[Stored dataset items]
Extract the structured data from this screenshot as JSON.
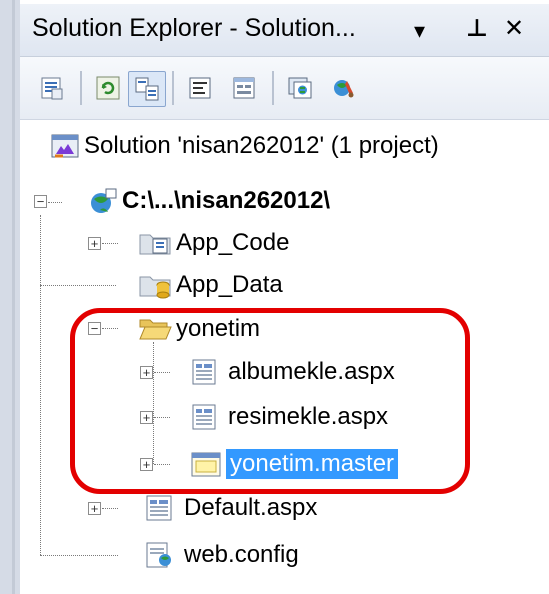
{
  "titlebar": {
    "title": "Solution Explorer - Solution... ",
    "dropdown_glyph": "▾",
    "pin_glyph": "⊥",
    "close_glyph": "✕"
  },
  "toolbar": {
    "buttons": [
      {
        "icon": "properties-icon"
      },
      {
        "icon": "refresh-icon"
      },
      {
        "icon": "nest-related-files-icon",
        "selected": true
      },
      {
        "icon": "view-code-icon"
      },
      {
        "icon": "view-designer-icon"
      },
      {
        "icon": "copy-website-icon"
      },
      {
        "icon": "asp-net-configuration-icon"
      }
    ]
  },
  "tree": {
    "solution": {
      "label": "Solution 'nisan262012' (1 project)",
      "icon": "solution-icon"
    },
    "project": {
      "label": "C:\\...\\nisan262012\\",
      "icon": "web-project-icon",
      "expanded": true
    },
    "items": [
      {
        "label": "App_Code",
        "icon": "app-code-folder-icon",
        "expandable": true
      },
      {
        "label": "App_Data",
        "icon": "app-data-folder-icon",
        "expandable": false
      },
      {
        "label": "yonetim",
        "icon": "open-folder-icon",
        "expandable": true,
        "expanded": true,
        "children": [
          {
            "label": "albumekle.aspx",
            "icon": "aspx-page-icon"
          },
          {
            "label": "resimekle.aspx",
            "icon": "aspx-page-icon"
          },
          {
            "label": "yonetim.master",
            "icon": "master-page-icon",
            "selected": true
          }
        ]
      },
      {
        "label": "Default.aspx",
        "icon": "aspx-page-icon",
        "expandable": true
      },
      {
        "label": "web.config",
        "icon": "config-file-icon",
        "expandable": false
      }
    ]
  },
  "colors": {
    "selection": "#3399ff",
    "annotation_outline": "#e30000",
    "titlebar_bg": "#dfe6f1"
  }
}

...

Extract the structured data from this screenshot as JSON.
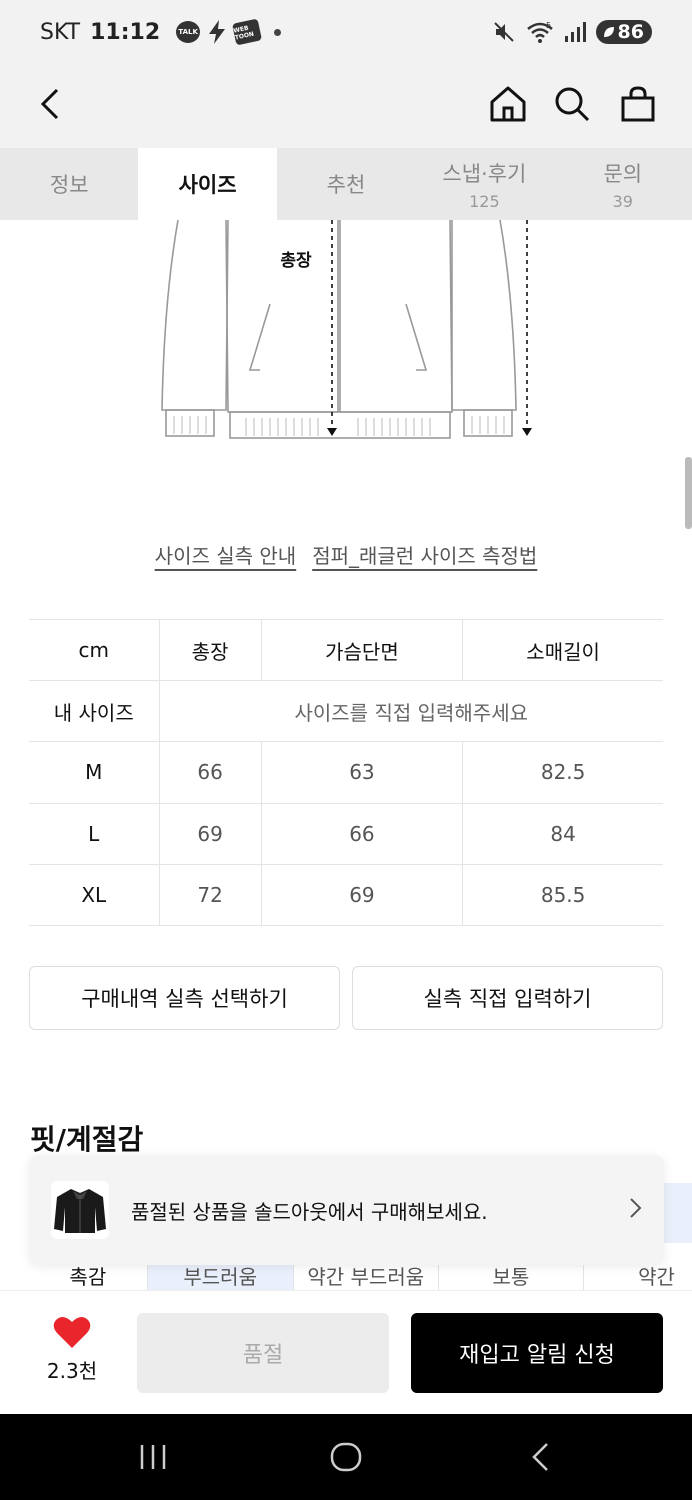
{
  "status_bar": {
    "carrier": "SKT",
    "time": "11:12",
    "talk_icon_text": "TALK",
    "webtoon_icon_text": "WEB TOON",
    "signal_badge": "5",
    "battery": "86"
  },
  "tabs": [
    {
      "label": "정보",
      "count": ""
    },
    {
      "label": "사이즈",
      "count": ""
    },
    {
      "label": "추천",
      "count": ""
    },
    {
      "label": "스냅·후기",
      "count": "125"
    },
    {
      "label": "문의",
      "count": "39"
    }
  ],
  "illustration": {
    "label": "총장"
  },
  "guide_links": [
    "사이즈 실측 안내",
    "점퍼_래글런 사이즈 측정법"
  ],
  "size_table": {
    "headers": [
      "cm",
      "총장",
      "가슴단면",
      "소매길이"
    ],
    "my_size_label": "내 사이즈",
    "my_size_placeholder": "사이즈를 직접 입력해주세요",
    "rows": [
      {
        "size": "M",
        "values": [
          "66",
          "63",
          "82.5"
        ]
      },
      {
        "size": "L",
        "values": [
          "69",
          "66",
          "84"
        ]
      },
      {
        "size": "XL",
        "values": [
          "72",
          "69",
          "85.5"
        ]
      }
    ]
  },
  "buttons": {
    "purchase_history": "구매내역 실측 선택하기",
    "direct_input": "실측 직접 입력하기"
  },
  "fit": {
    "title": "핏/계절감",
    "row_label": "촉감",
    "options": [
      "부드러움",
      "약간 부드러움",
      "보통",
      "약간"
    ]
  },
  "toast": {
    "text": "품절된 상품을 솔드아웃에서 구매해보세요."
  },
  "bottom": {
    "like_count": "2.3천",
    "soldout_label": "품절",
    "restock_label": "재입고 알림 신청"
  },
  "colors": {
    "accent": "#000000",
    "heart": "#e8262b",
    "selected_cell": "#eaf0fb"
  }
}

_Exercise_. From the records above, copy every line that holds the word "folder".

_Task solution_.
        "icon": "app-code-folder-icon",
        "icon": "app-data-folder-icon",
        "icon": "open-folder-icon",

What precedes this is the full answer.